Beaton was reported missing and sightings began flooding in, including one claiming to have seen an older man with the boy on a trolley. The boy was crying for his mother while the man was trying to quiet him. Eventually, the man dragged the boy off the trolley. The police matched the description to Gaffney’s. Gaffney’s body was never found—Fish later confessed to murdering him, dismembering the body, cooking and eating it.
Just over a year after this crime, Fish committed perhaps his most infamous murder. He came across a classified ad in the Sunday paper by a young immigrant boy, Edward Budd, seeking employment. Fish responded, posing as a farmer wanting to hire a farm hand.
When discussing this crime with authorities after his arrest, he noted his intention had been to kidnap and murder Budd. But then he saw Budd’s younger sister Grace, and his plans changed.

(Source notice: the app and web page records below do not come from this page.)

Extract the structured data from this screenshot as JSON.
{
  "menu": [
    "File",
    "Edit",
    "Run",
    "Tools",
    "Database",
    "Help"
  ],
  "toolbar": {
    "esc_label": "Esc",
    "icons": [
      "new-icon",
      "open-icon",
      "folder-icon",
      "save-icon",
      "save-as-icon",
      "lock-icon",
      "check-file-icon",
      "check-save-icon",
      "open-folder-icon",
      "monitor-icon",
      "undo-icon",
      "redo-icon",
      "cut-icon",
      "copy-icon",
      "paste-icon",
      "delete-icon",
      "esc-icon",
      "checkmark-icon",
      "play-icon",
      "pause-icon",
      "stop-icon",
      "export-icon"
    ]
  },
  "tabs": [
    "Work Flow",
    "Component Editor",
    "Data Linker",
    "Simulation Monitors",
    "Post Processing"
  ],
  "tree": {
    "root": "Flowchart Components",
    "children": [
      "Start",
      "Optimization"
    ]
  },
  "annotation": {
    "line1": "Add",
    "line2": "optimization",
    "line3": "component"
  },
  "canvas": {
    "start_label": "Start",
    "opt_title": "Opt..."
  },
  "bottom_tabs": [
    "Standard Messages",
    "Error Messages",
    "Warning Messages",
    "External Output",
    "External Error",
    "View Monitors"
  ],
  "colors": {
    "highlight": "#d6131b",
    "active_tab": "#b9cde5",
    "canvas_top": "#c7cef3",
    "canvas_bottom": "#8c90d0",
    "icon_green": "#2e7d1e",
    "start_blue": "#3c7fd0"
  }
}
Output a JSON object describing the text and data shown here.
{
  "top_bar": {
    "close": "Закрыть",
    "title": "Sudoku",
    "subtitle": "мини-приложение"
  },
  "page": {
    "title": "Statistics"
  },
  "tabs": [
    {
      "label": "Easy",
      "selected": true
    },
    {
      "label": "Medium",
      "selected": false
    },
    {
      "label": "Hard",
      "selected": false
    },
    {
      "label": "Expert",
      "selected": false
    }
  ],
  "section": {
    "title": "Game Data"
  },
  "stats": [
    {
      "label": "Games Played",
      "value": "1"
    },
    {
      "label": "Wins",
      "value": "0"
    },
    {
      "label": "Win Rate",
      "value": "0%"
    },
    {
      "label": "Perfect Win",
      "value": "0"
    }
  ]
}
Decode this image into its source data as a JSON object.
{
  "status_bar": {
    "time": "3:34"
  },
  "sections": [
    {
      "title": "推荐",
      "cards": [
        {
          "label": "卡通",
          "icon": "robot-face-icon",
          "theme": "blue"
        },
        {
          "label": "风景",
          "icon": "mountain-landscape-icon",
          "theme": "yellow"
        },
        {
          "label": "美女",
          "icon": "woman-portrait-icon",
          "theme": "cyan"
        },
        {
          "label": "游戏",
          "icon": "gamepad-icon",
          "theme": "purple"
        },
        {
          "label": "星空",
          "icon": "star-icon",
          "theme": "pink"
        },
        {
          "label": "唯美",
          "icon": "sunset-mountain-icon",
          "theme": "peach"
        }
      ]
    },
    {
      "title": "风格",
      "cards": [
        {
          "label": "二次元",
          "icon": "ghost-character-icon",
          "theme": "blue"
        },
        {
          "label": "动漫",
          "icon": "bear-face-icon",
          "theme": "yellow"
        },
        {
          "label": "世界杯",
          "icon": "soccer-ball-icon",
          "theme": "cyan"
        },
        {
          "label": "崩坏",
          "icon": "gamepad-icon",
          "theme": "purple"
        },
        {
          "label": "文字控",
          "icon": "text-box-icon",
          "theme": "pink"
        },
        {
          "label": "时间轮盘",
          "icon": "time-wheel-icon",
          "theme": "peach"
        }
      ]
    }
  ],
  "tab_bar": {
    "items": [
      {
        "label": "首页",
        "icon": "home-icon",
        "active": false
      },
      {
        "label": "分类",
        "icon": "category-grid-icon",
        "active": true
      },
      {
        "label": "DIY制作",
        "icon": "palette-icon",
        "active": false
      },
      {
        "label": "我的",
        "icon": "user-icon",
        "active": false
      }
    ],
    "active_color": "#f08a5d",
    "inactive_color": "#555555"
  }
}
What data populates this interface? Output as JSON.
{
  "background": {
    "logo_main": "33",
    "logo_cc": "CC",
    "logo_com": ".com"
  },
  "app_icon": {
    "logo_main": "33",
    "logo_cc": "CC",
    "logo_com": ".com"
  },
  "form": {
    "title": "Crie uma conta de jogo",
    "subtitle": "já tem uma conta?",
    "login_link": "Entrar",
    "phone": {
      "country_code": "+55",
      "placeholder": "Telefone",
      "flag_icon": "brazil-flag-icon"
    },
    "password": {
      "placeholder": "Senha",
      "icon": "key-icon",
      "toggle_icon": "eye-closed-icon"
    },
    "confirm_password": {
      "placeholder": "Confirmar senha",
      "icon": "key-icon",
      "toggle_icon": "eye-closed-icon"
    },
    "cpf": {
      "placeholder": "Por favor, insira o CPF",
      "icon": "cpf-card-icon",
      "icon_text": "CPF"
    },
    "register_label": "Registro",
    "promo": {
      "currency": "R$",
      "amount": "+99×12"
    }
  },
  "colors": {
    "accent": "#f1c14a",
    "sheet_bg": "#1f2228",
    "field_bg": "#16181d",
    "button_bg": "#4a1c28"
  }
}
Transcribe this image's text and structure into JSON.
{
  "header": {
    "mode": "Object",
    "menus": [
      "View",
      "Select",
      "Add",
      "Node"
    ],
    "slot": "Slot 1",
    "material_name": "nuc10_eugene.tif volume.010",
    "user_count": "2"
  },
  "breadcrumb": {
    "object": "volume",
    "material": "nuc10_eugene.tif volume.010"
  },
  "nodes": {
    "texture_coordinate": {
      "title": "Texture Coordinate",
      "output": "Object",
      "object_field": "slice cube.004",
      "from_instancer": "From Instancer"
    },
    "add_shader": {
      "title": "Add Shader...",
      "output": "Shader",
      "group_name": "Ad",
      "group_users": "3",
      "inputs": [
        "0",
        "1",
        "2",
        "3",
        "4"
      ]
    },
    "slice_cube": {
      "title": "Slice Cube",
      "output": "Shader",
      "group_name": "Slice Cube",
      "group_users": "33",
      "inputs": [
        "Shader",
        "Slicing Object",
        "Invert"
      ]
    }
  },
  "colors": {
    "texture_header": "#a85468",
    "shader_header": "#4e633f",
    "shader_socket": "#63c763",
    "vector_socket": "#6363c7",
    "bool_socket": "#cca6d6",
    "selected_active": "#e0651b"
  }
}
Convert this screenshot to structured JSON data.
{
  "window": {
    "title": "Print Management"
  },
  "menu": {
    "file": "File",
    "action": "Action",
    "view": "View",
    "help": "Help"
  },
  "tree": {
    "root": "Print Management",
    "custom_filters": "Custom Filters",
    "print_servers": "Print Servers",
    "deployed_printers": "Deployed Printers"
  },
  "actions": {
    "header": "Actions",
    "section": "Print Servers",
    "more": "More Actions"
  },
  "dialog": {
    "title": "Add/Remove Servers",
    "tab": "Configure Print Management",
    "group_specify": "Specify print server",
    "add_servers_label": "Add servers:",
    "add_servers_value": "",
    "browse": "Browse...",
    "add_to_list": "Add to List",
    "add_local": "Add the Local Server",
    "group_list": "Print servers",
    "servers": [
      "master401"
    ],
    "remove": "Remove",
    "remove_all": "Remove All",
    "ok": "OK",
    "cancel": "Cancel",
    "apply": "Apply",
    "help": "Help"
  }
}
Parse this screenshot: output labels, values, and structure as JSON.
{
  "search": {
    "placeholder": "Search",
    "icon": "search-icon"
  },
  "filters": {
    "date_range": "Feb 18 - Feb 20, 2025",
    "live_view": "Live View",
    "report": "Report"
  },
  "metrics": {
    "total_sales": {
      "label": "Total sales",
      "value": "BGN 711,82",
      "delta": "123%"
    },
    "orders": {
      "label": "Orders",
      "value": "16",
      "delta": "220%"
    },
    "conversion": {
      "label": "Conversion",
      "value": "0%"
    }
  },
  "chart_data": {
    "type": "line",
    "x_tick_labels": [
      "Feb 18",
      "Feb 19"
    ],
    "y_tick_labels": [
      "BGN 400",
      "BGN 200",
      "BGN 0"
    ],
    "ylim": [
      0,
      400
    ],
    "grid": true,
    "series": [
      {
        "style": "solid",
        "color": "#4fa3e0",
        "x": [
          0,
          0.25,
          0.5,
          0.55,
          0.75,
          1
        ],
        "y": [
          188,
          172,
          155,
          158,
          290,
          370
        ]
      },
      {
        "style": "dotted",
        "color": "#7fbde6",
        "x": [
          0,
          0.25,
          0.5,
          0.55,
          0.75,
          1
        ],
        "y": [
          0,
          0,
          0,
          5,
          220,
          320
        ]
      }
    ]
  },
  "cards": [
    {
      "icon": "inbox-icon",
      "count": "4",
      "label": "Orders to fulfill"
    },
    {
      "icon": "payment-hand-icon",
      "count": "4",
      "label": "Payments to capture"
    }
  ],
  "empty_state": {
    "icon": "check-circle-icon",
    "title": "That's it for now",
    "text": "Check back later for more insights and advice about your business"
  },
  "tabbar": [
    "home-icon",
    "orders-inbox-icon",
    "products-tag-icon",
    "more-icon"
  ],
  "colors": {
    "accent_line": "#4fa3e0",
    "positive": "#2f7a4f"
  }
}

He returned for a second meeting, offered Budd the job, and asked if the parents would allow Grace to accompany Fish to his niece’s birthday party that evening at his sister’s home. He said the girls were about the same age and would likely make great friends. The parents granted permission and Grace left with Fish that day, but never returned.
What’s creepiest about all this? After her disappearance, not only was the wrong man tried for the crime, serving nearly a year in jail before the actual culprit was caught, but the family also received a letter from Fish. Riddled with misspellings, the note relayed what exactly had happened to the girl and how Fish came to his lust for human meat. Although in the letter, Fish claimed the girl “died a virgin,” he confessed during an interrogation with police that he did rape her. However, Fish was known to compulsively lie, so it is impossible to know the facts of the case.
The trial for the murders of the three children lasted ten days. Fish pleaded insanity, claiming to have heard the voice of God telling him to kill the children. The jury heard evidence from his children, doctors, and his victims’ relatives. The most famous and disturbing evidence from the trial was an X-ray of Fish’s genitals. Over 20 needles had been embedded there by Fish himself. There was much debate on whether his sexual fetishes meant he was insane, but ultimately the jury found him sane and guilty, and the judge ordered the death sentence.
Upon his initial arrest, Fish boasted that he had “had a child in every State.” This would skyrocket the number of his victims, exceeding 50; however, it remains undetermined if this meant molestation, cannibalization, or both. As Fish was also known to lie and exaggerate, it is unclear if we should believe his boast. As it is, the deaths of the three children (Budd, Gaffney, and McDonnell), were enough to send him to the electric chair at Sing Sing.
Thanks to his hunger for human flesh and horrifying fetishes, this boogeyman will live in infamy.
Featured photo: Murderpedia